§ Your assignment: Pictures should not appear in the copy; the records themselves must be written out exactly.

§ Items listed in a dataset:
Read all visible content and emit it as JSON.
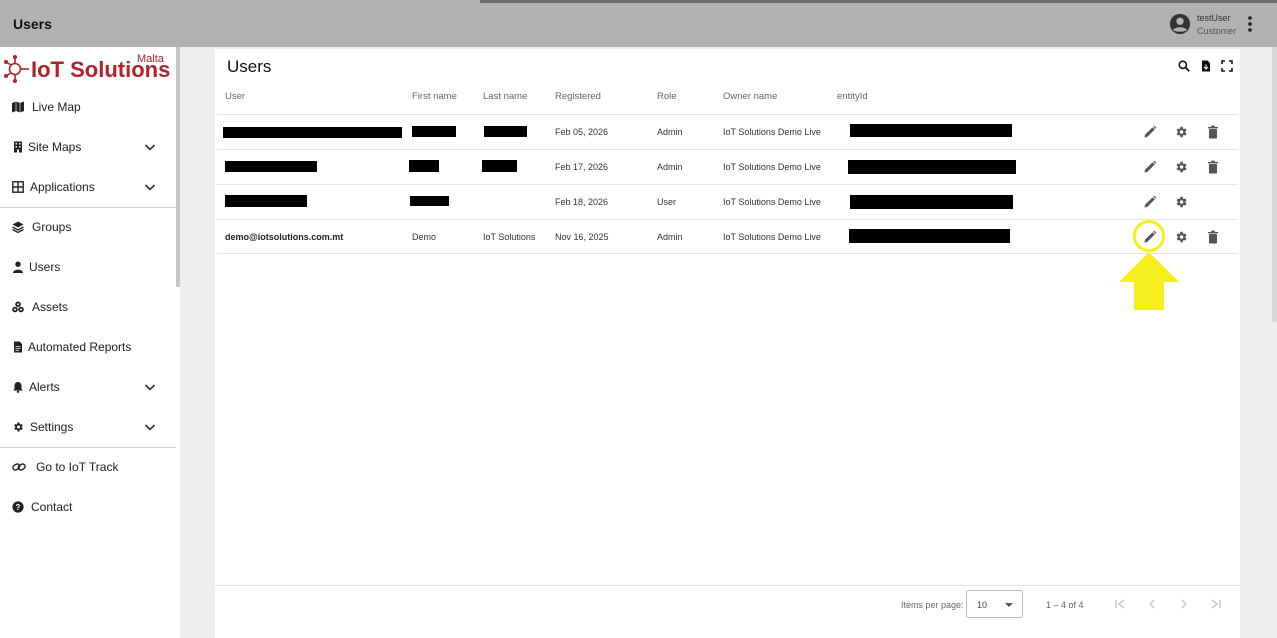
{
  "header": {
    "title": "Users",
    "user_name": "testUser",
    "user_role": "Customer"
  },
  "brand": {
    "logo_text": "IoT Solutions",
    "logo_sub": "Malta",
    "accent": "#b2222a"
  },
  "sidebar": {
    "items": [
      {
        "label": "Live Map",
        "icon": "map-icon"
      },
      {
        "label": "Site Maps",
        "icon": "building-icon"
      },
      {
        "label": "Applications",
        "icon": "grid-icon"
      },
      {
        "label": "Groups",
        "icon": "layers-icon"
      },
      {
        "label": "Users",
        "icon": "person-icon"
      },
      {
        "label": "Assets",
        "icon": "assets-icon"
      },
      {
        "label": "Automated Reports",
        "icon": "document-icon"
      },
      {
        "label": "Alerts",
        "icon": "bell-icon"
      },
      {
        "label": "Settings",
        "icon": "gear-icon"
      },
      {
        "label": "Go to IoT Track",
        "icon": "link-icon"
      },
      {
        "label": "Contact",
        "icon": "help-icon"
      }
    ]
  },
  "main": {
    "title": "Users",
    "columns": [
      "User",
      "First name",
      "Last name",
      "Registered",
      "Role",
      "Owner name",
      "entityId"
    ],
    "rows": [
      {
        "user": "",
        "first": "",
        "last": "",
        "registered": "Feb 05, 2026",
        "role": "Admin",
        "owner": "IoT Solutions Demo Live",
        "entity": ""
      },
      {
        "user": "",
        "first": "",
        "last": "",
        "registered": "Feb 17, 2026",
        "role": "Admin",
        "owner": "IoT Solutions Demo Live",
        "entity": ""
      },
      {
        "user": "",
        "first": "",
        "last": "",
        "registered": "Feb 18, 2026",
        "role": "User",
        "owner": "IoT Solutions Demo Live",
        "entity": ""
      },
      {
        "user": "demo@iotsolutions.com.mt",
        "first": "Demo",
        "last": "IoT Solutions",
        "registered": "Nov 16, 2025",
        "role": "Admin",
        "owner": "IoT Solutions Demo Live",
        "entity": ""
      }
    ]
  },
  "paginator": {
    "items_per_page_label": "Items per page:",
    "items_per_page_value": "10",
    "range": "1 – 4 of 4"
  },
  "colors": {
    "highlight": "#f7ee1d"
  }
}
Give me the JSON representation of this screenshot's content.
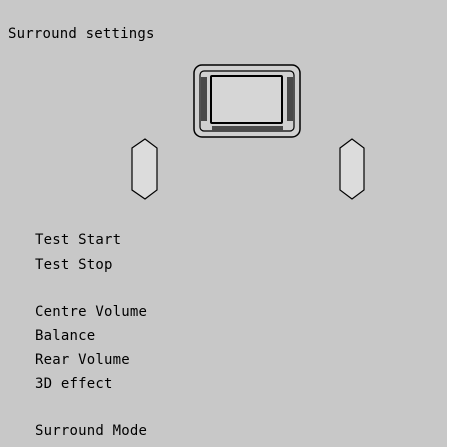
{
  "screen": {
    "title": "Surround settings"
  },
  "diagram": {
    "tv_icon": "tv-icon",
    "left_speaker_icon": "speaker-icon",
    "right_speaker_icon": "speaker-icon"
  },
  "menu": {
    "test_start": "Test Start",
    "test_stop": "Test Stop",
    "centre_volume": "Centre Volume",
    "balance": "Balance",
    "rear_volume": "Rear Volume",
    "effect_3d": "3D effect",
    "surround_mode": "Surround Mode"
  },
  "colors": {
    "panel_bg": "#c8c8c8",
    "tv_screen": "#d6d6d6",
    "tv_bars": "#4a4a4a",
    "speaker_fill": "#dcdcdc",
    "text": "#000000"
  }
}
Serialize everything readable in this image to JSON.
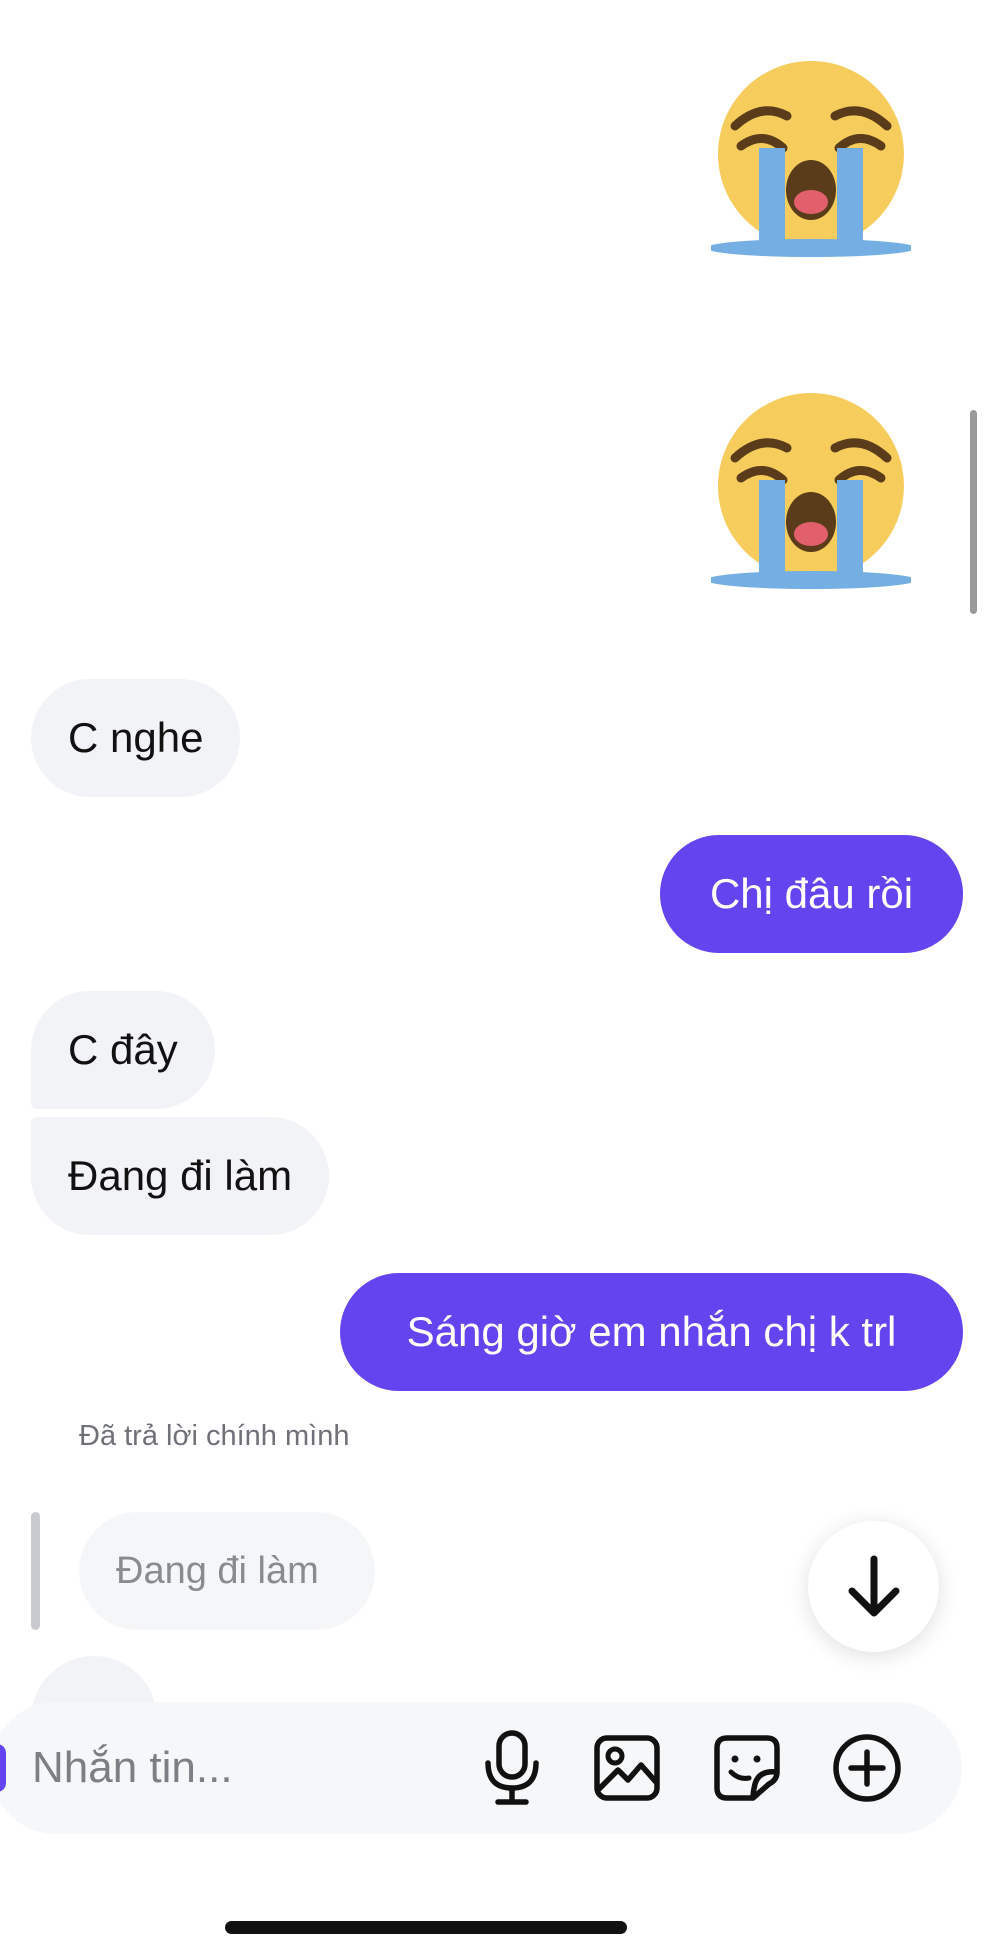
{
  "messages": [
    {
      "type": "emoji",
      "direction": "outgoing",
      "icon": "loudly-crying-face-emoji"
    },
    {
      "type": "emoji",
      "direction": "outgoing",
      "icon": "loudly-crying-face-emoji"
    },
    {
      "type": "text",
      "direction": "incoming",
      "text": "C nghe"
    },
    {
      "type": "text",
      "direction": "outgoing",
      "text": "Chị đâu rồi"
    },
    {
      "type": "text",
      "direction": "incoming",
      "text": "C đây"
    },
    {
      "type": "text",
      "direction": "incoming",
      "text": "Đang đi làm"
    },
    {
      "type": "text",
      "direction": "outgoing",
      "text": "Sáng giờ em nhắn chị k trl"
    }
  ],
  "reply": {
    "label": "Đã trả lời chính mình",
    "quoted_text": "Đang đi làm"
  },
  "scroll_down_icon": "arrow-down-icon",
  "composer": {
    "placeholder": "Nhắn tin...",
    "value": "",
    "icons": [
      "microphone-icon",
      "image-icon",
      "sticker-icon",
      "plus-circle-icon"
    ]
  },
  "colors": {
    "outgoing_bubble": "#6444ee",
    "incoming_bubble": "#f2f3f6",
    "background": "#ffffff"
  }
}
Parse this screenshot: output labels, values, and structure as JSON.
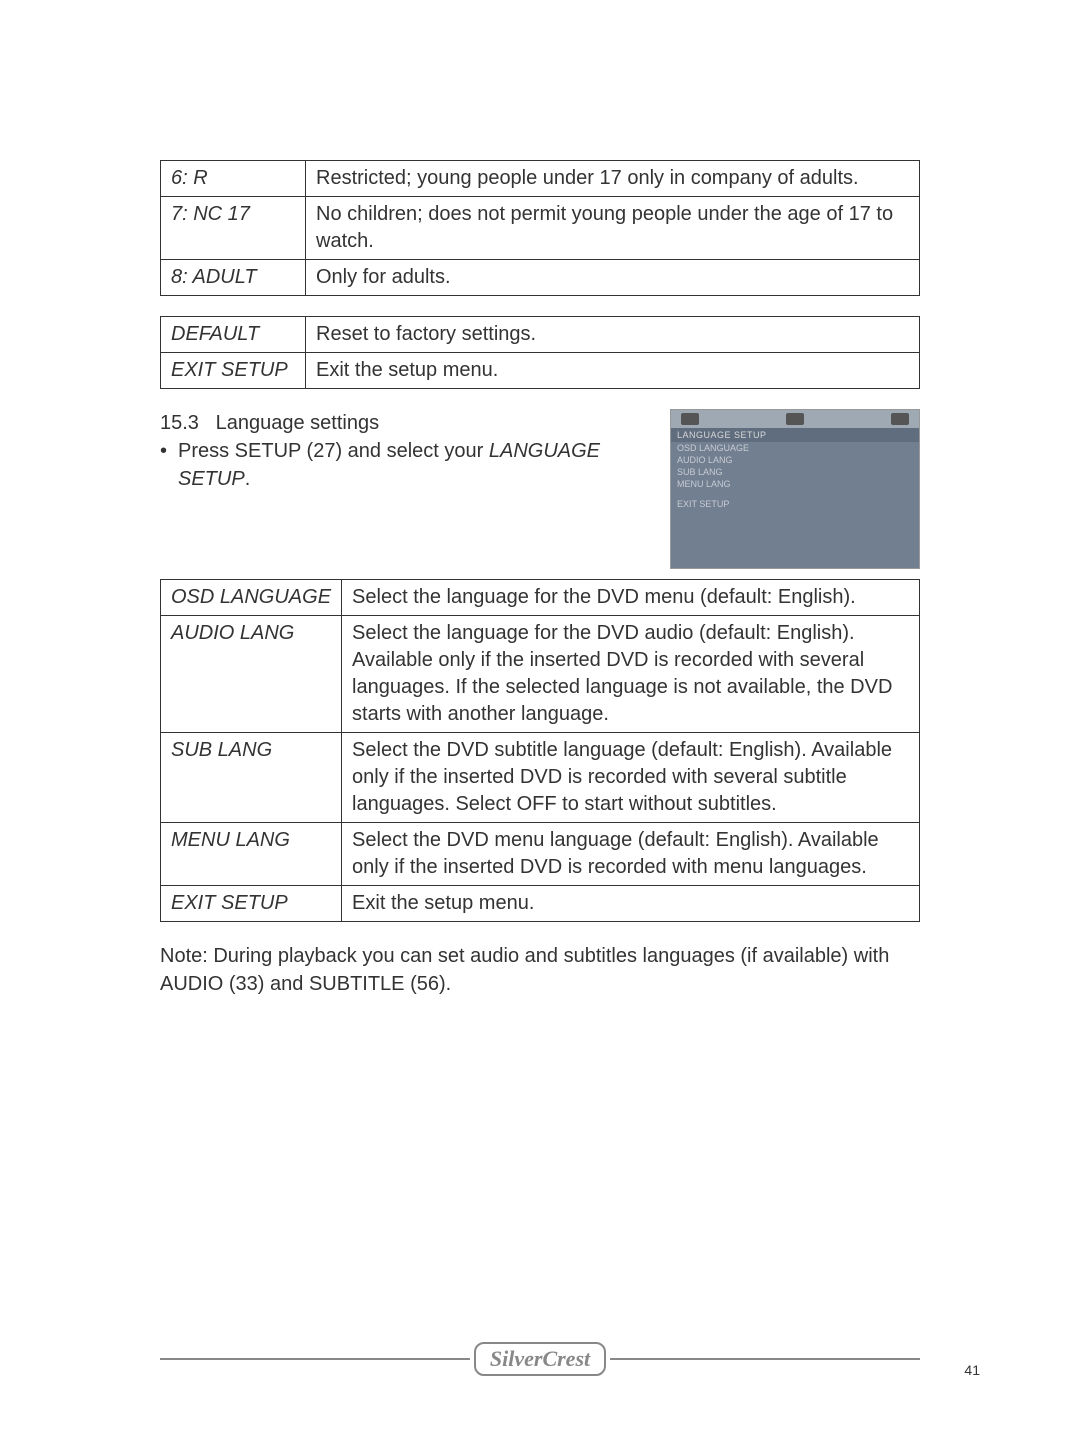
{
  "ratings": [
    {
      "key": "6: R",
      "desc": "Restricted; young people under 17 only in company of adults."
    },
    {
      "key": "7: NC 17",
      "desc": "No children; does not permit young people under the age of 17 to watch."
    },
    {
      "key": "8: ADULT",
      "desc": "Only for adults."
    }
  ],
  "misc": [
    {
      "key": "DEFAULT",
      "desc": "Reset to factory settings."
    },
    {
      "key": "EXIT SETUP",
      "desc": "Exit the setup menu."
    }
  ],
  "section": {
    "num": "15.3",
    "title": "Language settings",
    "line1a": "Press SETUP (27) and select your ",
    "line1b": "LANGUAGE SETUP",
    "line1c": "."
  },
  "mock": {
    "header": "LANGUAGE SETUP",
    "items": [
      "OSD LANGUAGE",
      "AUDIO LANG",
      "SUB LANG",
      "MENU LANG",
      "",
      "EXIT SETUP"
    ]
  },
  "lang_table": [
    {
      "key": "OSD LANGUAGE",
      "desc": "Select the language for the DVD menu (default: English)."
    },
    {
      "key": "AUDIO LANG",
      "desc": "Select the language for the DVD audio (default: English). Available only if the inserted DVD is recorded with several languages. If the selected language is not available, the DVD starts with another language."
    },
    {
      "key": "SUB LANG",
      "desc": "Select the DVD subtitle language (default: English). Available only if the inserted DVD is recorded with several subtitle languages. Select OFF to start without subtitles."
    },
    {
      "key": "MENU LANG",
      "desc": "Select the DVD menu language (default: English). Available only if the inserted DVD is recorded with menu languages."
    },
    {
      "key": "EXIT SETUP",
      "desc": "Exit the setup menu."
    }
  ],
  "note": "Note: During playback you can set audio and subtitles languages (if available) with AUDIO (33) and SUBTITLE (56).",
  "footer": {
    "brand": "SilverCrest",
    "page": "41"
  }
}
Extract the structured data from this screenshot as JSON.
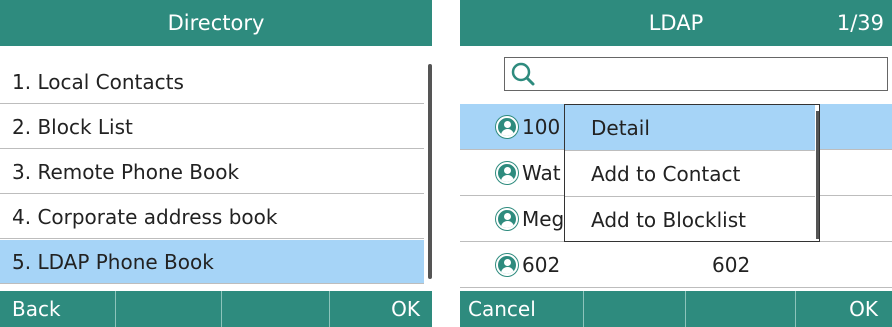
{
  "colors": {
    "accent": "#2e8b7e",
    "selection": "#a6d4f7"
  },
  "directory": {
    "title": "Directory",
    "items": [
      {
        "label": "1. Local Contacts"
      },
      {
        "label": "2. Block List"
      },
      {
        "label": "3. Remote Phone Book"
      },
      {
        "label": "4. Corporate address book"
      },
      {
        "label": "5. LDAP Phone Book",
        "selected": true
      }
    ],
    "softkeys": {
      "left": "Back",
      "right": "OK"
    }
  },
  "ldap": {
    "title": "LDAP",
    "counter": "1/39",
    "search": {
      "value": "",
      "icon": "search-icon"
    },
    "contacts": [
      {
        "name": "100",
        "number": "",
        "selected": true
      },
      {
        "name": "Wat",
        "number": ""
      },
      {
        "name": "Meg",
        "number": ""
      },
      {
        "name": "602",
        "number": "602"
      }
    ],
    "popup": {
      "items": [
        {
          "label": "Detail",
          "selected": true
        },
        {
          "label": "Add to Contact"
        },
        {
          "label": "Add to Blocklist"
        }
      ]
    },
    "softkeys": {
      "left": "Cancel",
      "right": "OK"
    }
  }
}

§ Written response:
Read all visible content and emit it as JSON.
{
  "header": {
    "title": "Users",
    "user_name": "testUser",
    "user_role": "Customer"
  },
  "brand": {
    "logo_text": "IoT Solutions",
    "logo_sub": "Malta",
    "accent": "#b2222a"
  },
  "sidebar": {
    "items": [
      {
        "label": "Live Map",
        "icon": "map-icon"
      },
      {
        "label": "Site Maps",
        "icon": "building-icon"
      },
      {
        "label": "Applications",
        "icon": "grid-icon"
      },
      {
        "label": "Groups",
        "icon": "layers-icon"
      },
      {
        "label": "Users",
        "icon": "person-icon"
      },
      {
        "label": "Assets",
        "icon": "assets-icon"
      },
      {
        "label": "Automated Reports",
        "icon": "document-icon"
      },
      {
        "label": "Alerts",
        "icon": "bell-icon"
      },
      {
        "label": "Settings",
        "icon": "gear-icon"
      },
      {
        "label": "Go to IoT Track",
        "icon": "link-icon"
      },
      {
        "label": "Contact",
        "icon": "help-icon"
      }
    ]
  },
  "main": {
    "title": "Users",
    "columns": [
      "User",
      "First name",
      "Last name",
      "Registered",
      "Role",
      "Owner name",
      "entityId"
    ],
    "rows": [
      {
        "user": "",
        "first": "",
        "last": "",
        "registered": "Feb 05, 2026",
        "role": "Admin",
        "owner": "IoT Solutions Demo Live",
        "entity": ""
      },
      {
        "user": "",
        "first": "",
        "last": "",
        "registered": "Feb 17, 2026",
        "role": "Admin",
        "owner": "IoT Solutions Demo Live",
        "entity": ""
      },
      {
        "user": "",
        "first": "",
        "last": "",
        "registered": "Feb 18, 2026",
        "role": "User",
        "owner": "IoT Solutions Demo Live",
        "entity": ""
      },
      {
        "user": "demo@iotsolutions.com.mt",
        "first": "Demo",
        "last": "IoT Solutions",
        "registered": "Nov 16, 2025",
        "role": "Admin",
        "owner": "IoT Solutions Demo Live",
        "entity": ""
      }
    ]
  },
  "paginator": {
    "items_per_page_label": "Items per page:",
    "items_per_page_value": "10",
    "range": "1 – 4 of 4"
  },
  "colors": {
    "highlight": "#f7ee1d"
  }
}
Give me the JSON representation of this screenshot's content.
{
  "screen": {
    "title": "Surround settings"
  },
  "diagram": {
    "tv_icon": "tv-icon",
    "left_speaker_icon": "speaker-icon",
    "right_speaker_icon": "speaker-icon"
  },
  "menu": {
    "test_start": "Test Start",
    "test_stop": "Test Stop",
    "centre_volume": "Centre Volume",
    "balance": "Balance",
    "rear_volume": "Rear Volume",
    "effect_3d": "3D effect",
    "surround_mode": "Surround Mode"
  },
  "colors": {
    "panel_bg": "#c8c8c8",
    "tv_screen": "#d6d6d6",
    "tv_bars": "#4a4a4a",
    "speaker_fill": "#dcdcdc",
    "text": "#000000"
  }
}
Serialize everything readable in this image to JSON.
{
  "messages": [
    {
      "type": "emoji",
      "direction": "outgoing",
      "icon": "loudly-crying-face-emoji"
    },
    {
      "type": "emoji",
      "direction": "outgoing",
      "icon": "loudly-crying-face-emoji"
    },
    {
      "type": "text",
      "direction": "incoming",
      "text": "C nghe"
    },
    {
      "type": "text",
      "direction": "outgoing",
      "text": "Chị đâu rồi"
    },
    {
      "type": "text",
      "direction": "incoming",
      "text": "C đây"
    },
    {
      "type": "text",
      "direction": "incoming",
      "text": "Đang đi làm"
    },
    {
      "type": "text",
      "direction": "outgoing",
      "text": "Sáng giờ em nhắn chị k trl"
    }
  ],
  "reply": {
    "label": "Đã trả lời chính mình",
    "quoted_text": "Đang đi làm"
  },
  "scroll_down_icon": "arrow-down-icon",
  "composer": {
    "placeholder": "Nhắn tin...",
    "value": "",
    "icons": [
      "microphone-icon",
      "image-icon",
      "sticker-icon",
      "plus-circle-icon"
    ]
  },
  "colors": {
    "outgoing_bubble": "#6444ee",
    "incoming_bubble": "#f2f3f6",
    "background": "#ffffff"
  }
}
Parse this screenshot: output labels, values, and structure as JSON.
{
  "ratings": [
    {
      "key": "6: R",
      "desc": "Restricted; young people under 17 only in company of adults."
    },
    {
      "key": "7: NC 17",
      "desc": "No children; does not permit young people under the age of 17 to watch."
    },
    {
      "key": "8: ADULT",
      "desc": "Only for adults."
    }
  ],
  "misc": [
    {
      "key": "DEFAULT",
      "desc": "Reset to factory settings."
    },
    {
      "key": "EXIT SETUP",
      "desc": "Exit the setup menu."
    }
  ],
  "section": {
    "num": "15.3",
    "title": "Language settings",
    "line1a": "Press SETUP (27) and select your ",
    "line1b": "LANGUAGE SETUP",
    "line1c": "."
  },
  "mock": {
    "header": "LANGUAGE SETUP",
    "items": [
      "OSD LANGUAGE",
      "AUDIO LANG",
      "SUB LANG",
      "MENU LANG",
      "",
      "EXIT SETUP"
    ]
  },
  "lang_table": [
    {
      "key": "OSD LANGUAGE",
      "desc": "Select the language for the DVD menu (default: English)."
    },
    {
      "key": "AUDIO LANG",
      "desc": "Select the language for the DVD audio (default: English). Available only if the inserted DVD is recorded with several languages. If the selected language is not available, the DVD starts with another language."
    },
    {
      "key": "SUB LANG",
      "desc": "Select the DVD subtitle language (default: English). Available only if the inserted DVD is recorded with several subtitle languages. Select OFF to start without subtitles."
    },
    {
      "key": "MENU LANG",
      "desc": "Select the DVD menu language (default: English). Available only if the inserted DVD is recorded with menu languages."
    },
    {
      "key": "EXIT SETUP",
      "desc": "Exit the setup menu."
    }
  ],
  "note": "Note: During playback you can set audio and subtitles languages (if available) with AUDIO (33) and SUBTITLE (56).",
  "footer": {
    "brand": "SilverCrest",
    "page": "41"
  }
}
Extract the structured data from this screenshot as JSON.
{
  "colors": {
    "accent": "#2e8b7e",
    "selection": "#a6d4f7"
  },
  "directory": {
    "title": "Directory",
    "items": [
      {
        "label": "1. Local Contacts"
      },
      {
        "label": "2. Block List"
      },
      {
        "label": "3. Remote Phone Book"
      },
      {
        "label": "4. Corporate address book"
      },
      {
        "label": "5. LDAP Phone Book",
        "selected": true
      }
    ],
    "softkeys": {
      "left": "Back",
      "right": "OK"
    }
  },
  "ldap": {
    "title": "LDAP",
    "counter": "1/39",
    "search": {
      "value": "",
      "icon": "search-icon"
    },
    "contacts": [
      {
        "name": "100",
        "number": "",
        "selected": true
      },
      {
        "name": "Wat",
        "number": ""
      },
      {
        "name": "Meg",
        "number": ""
      },
      {
        "name": "602",
        "number": "602"
      }
    ],
    "popup": {
      "items": [
        {
          "label": "Detail",
          "selected": true
        },
        {
          "label": "Add to Contact"
        },
        {
          "label": "Add to Blocklist"
        }
      ]
    },
    "softkeys": {
      "left": "Cancel",
      "right": "OK"
    }
  }
}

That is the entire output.